Removing paint deep in grooves of wood floors is not a difficult task but it is time consuming. Sometimes there are drips, a few streaks or a large spill of paint that flows into the grooves of the wood floor. Damage may be limited to one location--maybe a spill in the center of a room or paint only in the grooves around the perimeter of each room where painters failed to cover the floors--or paint may be deep in the grooves over the entire wood floor. It is possible to remove the settled-in paint in either of these situations and doing the job yourself will not only provide immense satisfaction, but beautiful wood floors.
Things You'll Need
- Paint stripper
- Paint stripper gel
- Bristle brush
- Paint-scraping tool
- Heat Gun
- Breathing mask
- Eye goggles
- Portable work lights
- Bristle brushes
Apply regular stripper to the grooves with cheap bristle brushes. This stripper can be the old-fashioned full-strength kind or it can be the more eco-consciousness variety. Brush it in the grooves completely in 1-by-1 foot sections or 2-by-2 foot sections. Follow the directions for the time recommended and set a timer.
Immediately when the timer goes off, begin removing the stripper. Cover the paint scraping tool with a rag for deep narrow groves. Use toothbrush bristles or other scrub brushes to remove the stripper and paint. Realize that you may need several sets of brushes to use as the stripper and the scrubbing process can eat up the bristles.
Apply a gel stripper to the areas in the wood floors where paint has not yet been removed. Follow the application directions, set your timer for the removal time, and then remove the gel remover when the timer goes off.
Wipe down the floors and grooves with a rag and clean water or a scrub brush with a damp rag wrapped around the bristles (to protect the floors). Change the rags regularly. Follow the disposal directions for the rags soaked with paint stripper as these can be flammable and toxic.
Repeat using the strippers once or twice more.
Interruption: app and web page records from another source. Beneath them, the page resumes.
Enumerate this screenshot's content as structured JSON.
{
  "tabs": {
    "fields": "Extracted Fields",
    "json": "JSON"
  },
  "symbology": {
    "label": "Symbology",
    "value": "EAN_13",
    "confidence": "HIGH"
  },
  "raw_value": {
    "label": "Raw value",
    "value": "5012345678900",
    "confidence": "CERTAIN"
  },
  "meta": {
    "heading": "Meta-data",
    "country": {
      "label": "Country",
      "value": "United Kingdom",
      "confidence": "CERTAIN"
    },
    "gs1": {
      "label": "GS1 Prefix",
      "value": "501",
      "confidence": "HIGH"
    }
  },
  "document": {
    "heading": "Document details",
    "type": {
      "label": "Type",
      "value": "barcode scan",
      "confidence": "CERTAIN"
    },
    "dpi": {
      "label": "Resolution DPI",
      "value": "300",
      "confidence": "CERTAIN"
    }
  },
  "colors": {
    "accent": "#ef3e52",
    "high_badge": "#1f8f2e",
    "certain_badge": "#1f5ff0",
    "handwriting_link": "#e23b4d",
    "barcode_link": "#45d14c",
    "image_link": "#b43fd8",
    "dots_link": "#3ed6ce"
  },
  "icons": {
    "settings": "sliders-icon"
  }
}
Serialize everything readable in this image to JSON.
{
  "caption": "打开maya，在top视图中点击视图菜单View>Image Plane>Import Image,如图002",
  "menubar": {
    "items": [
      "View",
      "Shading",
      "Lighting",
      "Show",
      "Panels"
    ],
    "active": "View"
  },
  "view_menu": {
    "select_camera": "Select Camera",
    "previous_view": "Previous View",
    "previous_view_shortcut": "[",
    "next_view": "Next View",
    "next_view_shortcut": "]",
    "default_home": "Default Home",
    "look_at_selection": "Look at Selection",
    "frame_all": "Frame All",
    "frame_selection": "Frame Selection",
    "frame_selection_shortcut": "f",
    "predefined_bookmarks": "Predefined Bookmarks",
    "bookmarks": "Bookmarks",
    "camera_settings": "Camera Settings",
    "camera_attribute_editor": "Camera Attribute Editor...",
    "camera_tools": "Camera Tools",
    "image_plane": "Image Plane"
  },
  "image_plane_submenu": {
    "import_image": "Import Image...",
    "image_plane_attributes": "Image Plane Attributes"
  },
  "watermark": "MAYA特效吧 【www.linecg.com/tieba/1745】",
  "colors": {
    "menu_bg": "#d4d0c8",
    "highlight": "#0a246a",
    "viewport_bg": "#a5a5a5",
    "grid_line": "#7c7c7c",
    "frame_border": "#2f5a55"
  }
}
Then follow the stripper recommendations on cleaning the wood floors completely.
For the remaining stubborn areas, apply heat from a heat gun available at home improvement warehouses. Read the directions and follow the heat setting recommendations for the heat gun and the wood-and-paint combination that you are dealing with. Gently scrape and remove the softened paint out of the grooves using a paint scrapper, toothbrush bristles, or even toothpicks or large sewing needles or pins--use whatever will get in the groove to pull the paint out without damaging the wood floors.
It may be necessary to use stripper-liquid or gel, standard full-strength or environmentally friendly versions-to remove the last bit of residue left in the grooves after the main paint chunks, streaks and drips have been removed by the heat gun. Wipe the away with a rag, you might need to cover a scrapper or another object with the rag to fit in the grooves.